For this exercise, please find the lines in the entries that include the word "Input" and copy them.
─── Data ───
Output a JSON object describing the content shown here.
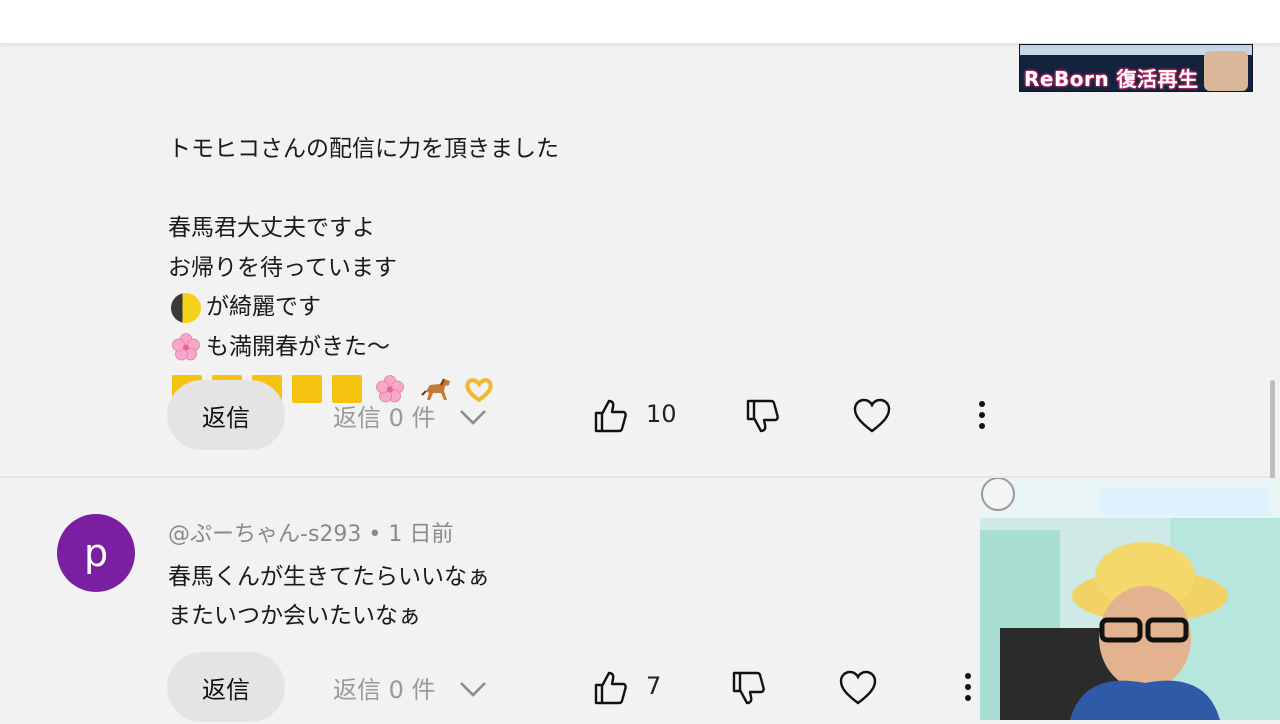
{
  "comment1": {
    "lines": [
      "トモヒコさんの配信に力を頂きました",
      "",
      "春馬君大丈夫ですよ",
      "お帰りを待っています",
      "が綺麗です",
      "も満開春がきた〜"
    ],
    "reply_label": "返信",
    "replies_label": "返信 0 件",
    "likes": "10"
  },
  "comment2": {
    "avatar_letter": "p",
    "handle": "@ぷーちゃん-s293 • 1 日前",
    "lines": [
      "春馬くんが生きてたらいいなぁ",
      "またいつか会いたいなぁ"
    ],
    "reply_label": "返信",
    "replies_label": "返信 0 件",
    "likes": "7"
  },
  "overlay": {
    "thumb_title": "ReBorn 復活再生"
  },
  "colors": {
    "avatar_bg": "#7b1fa2",
    "reply_btn_bg": "#e4e4e4",
    "muted_text": "#9a9a9a"
  },
  "icons": [
    "thumbs-up-icon",
    "thumbs-down-icon",
    "heart-icon",
    "more-vert-icon",
    "chevron-down-icon",
    "moon-emoji",
    "cherry-blossom-emoji",
    "horse-emoji",
    "heart-hands-emoji"
  ]
}
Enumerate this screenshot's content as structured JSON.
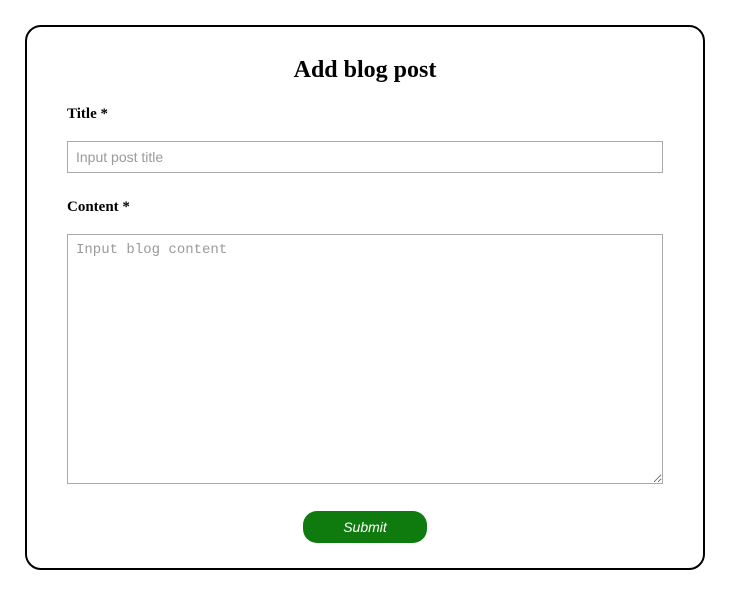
{
  "form": {
    "heading": "Add blog post",
    "title_label": "Title *",
    "title_placeholder": "Input post title",
    "title_value": "",
    "content_label": "Content *",
    "content_placeholder": "Input blog content",
    "content_value": "",
    "submit_label": "Submit"
  }
}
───
Task result =>
    "title_placeholder": "Input post title",
    "content_placeholder": "Input blog content",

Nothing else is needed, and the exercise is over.